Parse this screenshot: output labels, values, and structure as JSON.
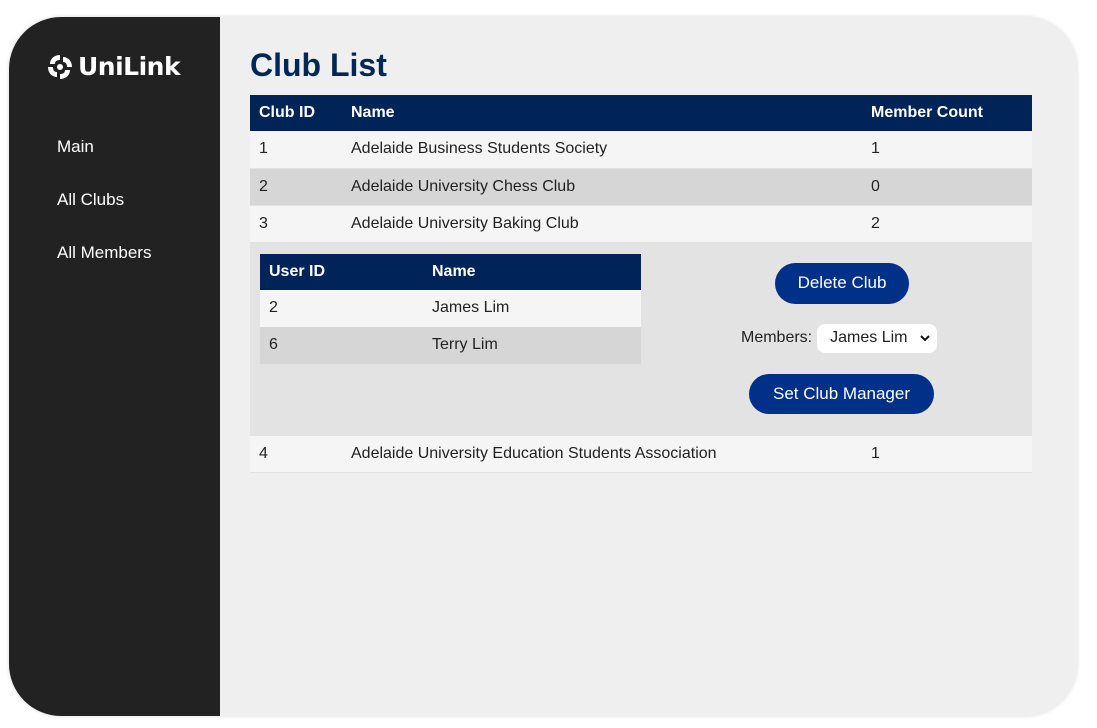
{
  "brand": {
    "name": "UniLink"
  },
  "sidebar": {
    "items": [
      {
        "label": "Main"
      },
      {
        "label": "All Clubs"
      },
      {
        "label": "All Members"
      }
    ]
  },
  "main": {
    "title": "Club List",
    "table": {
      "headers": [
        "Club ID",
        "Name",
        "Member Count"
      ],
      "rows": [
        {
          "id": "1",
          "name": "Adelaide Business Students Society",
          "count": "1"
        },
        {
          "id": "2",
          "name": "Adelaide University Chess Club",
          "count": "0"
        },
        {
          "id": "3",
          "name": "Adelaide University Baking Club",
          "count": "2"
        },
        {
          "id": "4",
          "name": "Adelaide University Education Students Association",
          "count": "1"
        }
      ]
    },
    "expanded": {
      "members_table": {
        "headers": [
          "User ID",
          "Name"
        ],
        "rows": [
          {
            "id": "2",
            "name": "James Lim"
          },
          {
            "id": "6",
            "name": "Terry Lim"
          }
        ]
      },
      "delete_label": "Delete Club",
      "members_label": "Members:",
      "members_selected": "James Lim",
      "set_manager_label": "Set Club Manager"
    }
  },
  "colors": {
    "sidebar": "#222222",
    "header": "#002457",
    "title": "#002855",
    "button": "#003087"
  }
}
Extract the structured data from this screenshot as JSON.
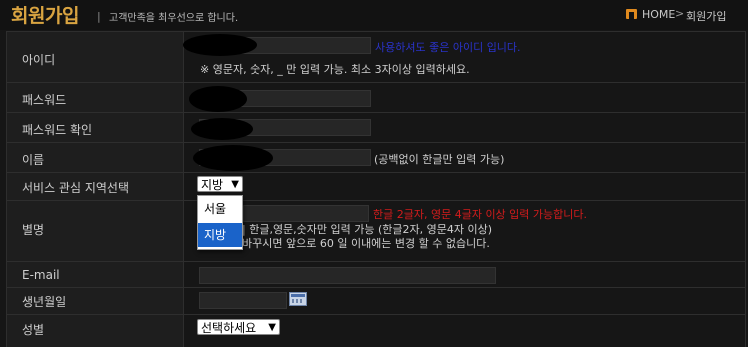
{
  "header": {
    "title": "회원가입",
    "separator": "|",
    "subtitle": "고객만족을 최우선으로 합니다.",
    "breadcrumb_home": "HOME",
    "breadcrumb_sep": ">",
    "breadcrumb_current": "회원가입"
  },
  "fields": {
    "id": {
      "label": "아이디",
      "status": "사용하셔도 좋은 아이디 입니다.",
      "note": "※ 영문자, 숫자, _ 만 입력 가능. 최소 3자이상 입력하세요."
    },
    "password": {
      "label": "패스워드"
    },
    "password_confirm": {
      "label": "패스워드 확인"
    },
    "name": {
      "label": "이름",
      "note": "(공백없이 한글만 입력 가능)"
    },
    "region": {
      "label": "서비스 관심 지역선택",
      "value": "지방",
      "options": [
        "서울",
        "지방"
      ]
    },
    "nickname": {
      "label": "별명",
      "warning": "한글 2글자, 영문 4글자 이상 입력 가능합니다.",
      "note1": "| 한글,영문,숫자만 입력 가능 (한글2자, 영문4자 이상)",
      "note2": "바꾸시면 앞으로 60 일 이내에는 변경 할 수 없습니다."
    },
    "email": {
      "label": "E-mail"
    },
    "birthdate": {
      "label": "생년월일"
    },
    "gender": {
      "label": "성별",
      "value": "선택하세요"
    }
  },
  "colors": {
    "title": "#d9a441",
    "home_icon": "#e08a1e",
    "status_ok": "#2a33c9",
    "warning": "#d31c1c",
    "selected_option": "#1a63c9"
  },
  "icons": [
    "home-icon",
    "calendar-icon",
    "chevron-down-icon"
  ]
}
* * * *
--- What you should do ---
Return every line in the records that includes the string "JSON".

--- Answer box ---
Parse this screenshot: output labels, values, and structure as JSON.
Extract the structured data from this screenshot as JSON.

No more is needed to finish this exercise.